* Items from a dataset
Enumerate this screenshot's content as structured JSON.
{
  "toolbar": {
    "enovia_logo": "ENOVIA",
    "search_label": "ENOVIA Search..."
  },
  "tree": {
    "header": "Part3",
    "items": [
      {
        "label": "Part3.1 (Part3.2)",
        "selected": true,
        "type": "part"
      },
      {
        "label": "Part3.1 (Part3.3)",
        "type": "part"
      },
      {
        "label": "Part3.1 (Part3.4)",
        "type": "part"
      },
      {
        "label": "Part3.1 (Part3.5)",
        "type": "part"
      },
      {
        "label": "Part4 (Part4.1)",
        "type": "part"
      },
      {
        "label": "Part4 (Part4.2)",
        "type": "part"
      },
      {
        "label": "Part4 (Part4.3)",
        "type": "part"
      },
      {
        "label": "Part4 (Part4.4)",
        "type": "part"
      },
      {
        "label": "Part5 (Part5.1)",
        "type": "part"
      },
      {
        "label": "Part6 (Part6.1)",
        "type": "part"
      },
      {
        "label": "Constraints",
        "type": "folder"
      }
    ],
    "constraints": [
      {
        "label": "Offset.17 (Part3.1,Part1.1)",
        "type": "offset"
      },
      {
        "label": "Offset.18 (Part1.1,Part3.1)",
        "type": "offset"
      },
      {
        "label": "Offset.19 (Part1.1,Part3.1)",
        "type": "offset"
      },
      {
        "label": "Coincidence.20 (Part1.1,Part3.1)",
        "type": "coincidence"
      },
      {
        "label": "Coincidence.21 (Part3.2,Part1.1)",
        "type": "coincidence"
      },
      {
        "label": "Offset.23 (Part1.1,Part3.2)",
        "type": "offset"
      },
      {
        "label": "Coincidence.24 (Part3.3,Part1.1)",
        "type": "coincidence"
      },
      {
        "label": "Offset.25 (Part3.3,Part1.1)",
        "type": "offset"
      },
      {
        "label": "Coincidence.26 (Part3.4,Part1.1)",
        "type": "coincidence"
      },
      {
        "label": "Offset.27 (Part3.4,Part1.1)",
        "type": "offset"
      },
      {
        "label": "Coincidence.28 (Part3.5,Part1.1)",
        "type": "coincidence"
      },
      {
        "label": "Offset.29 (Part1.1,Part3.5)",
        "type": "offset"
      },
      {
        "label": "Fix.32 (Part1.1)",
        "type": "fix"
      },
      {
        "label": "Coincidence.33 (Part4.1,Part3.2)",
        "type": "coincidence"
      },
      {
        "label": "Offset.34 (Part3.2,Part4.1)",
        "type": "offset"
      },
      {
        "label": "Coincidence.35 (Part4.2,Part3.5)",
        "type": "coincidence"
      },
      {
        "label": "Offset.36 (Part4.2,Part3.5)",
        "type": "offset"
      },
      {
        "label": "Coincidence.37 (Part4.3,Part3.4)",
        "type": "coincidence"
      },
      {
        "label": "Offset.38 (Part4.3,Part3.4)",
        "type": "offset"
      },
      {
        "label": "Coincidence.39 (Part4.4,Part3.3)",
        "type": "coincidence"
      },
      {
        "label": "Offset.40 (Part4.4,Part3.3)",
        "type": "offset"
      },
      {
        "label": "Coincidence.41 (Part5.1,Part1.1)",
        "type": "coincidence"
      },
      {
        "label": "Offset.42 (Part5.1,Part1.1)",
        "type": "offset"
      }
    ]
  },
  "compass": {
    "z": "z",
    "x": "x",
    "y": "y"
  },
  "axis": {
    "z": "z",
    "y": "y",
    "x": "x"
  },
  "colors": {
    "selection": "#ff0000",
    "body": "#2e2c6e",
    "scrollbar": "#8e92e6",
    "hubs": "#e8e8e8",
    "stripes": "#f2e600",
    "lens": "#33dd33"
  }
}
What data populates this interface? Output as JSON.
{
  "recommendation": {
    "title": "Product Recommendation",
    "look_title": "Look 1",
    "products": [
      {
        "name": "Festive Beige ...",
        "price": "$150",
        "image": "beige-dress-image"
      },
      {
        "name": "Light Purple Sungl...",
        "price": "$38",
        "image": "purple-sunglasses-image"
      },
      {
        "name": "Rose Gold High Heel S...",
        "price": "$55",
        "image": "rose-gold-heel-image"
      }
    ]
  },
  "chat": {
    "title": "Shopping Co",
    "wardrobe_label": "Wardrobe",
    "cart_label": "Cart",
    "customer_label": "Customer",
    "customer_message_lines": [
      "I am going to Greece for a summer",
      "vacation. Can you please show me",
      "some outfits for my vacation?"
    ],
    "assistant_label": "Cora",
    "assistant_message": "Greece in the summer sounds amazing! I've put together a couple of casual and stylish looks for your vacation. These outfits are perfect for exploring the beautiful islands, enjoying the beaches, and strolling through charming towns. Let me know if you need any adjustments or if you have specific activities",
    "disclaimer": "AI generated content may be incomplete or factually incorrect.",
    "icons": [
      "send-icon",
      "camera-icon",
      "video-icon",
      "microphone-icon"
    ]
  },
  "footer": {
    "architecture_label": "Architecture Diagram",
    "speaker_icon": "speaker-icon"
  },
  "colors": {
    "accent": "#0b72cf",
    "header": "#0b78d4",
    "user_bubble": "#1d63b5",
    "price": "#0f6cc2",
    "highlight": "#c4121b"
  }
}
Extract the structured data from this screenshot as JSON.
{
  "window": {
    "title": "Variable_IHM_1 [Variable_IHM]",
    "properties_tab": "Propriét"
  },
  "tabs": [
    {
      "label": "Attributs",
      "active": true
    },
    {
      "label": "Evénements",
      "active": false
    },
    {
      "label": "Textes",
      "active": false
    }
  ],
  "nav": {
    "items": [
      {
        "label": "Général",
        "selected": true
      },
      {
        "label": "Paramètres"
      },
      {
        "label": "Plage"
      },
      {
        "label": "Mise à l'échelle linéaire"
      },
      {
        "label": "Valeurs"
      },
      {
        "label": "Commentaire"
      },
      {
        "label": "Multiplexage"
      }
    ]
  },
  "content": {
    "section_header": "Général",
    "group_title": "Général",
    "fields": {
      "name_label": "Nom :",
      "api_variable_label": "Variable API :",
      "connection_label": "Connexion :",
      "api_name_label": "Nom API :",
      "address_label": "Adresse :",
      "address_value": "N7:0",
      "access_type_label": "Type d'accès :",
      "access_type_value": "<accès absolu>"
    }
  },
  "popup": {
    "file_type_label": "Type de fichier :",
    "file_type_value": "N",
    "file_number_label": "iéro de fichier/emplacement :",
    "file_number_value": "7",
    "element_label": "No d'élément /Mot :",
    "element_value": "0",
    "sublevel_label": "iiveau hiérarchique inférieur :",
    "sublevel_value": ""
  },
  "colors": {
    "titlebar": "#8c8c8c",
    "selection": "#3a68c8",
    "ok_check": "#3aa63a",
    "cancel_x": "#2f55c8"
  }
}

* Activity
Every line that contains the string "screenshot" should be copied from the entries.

* Task answer
Enumerate this screenshot's content as structured JSON.
Extract the structured data from this screenshot as JSON.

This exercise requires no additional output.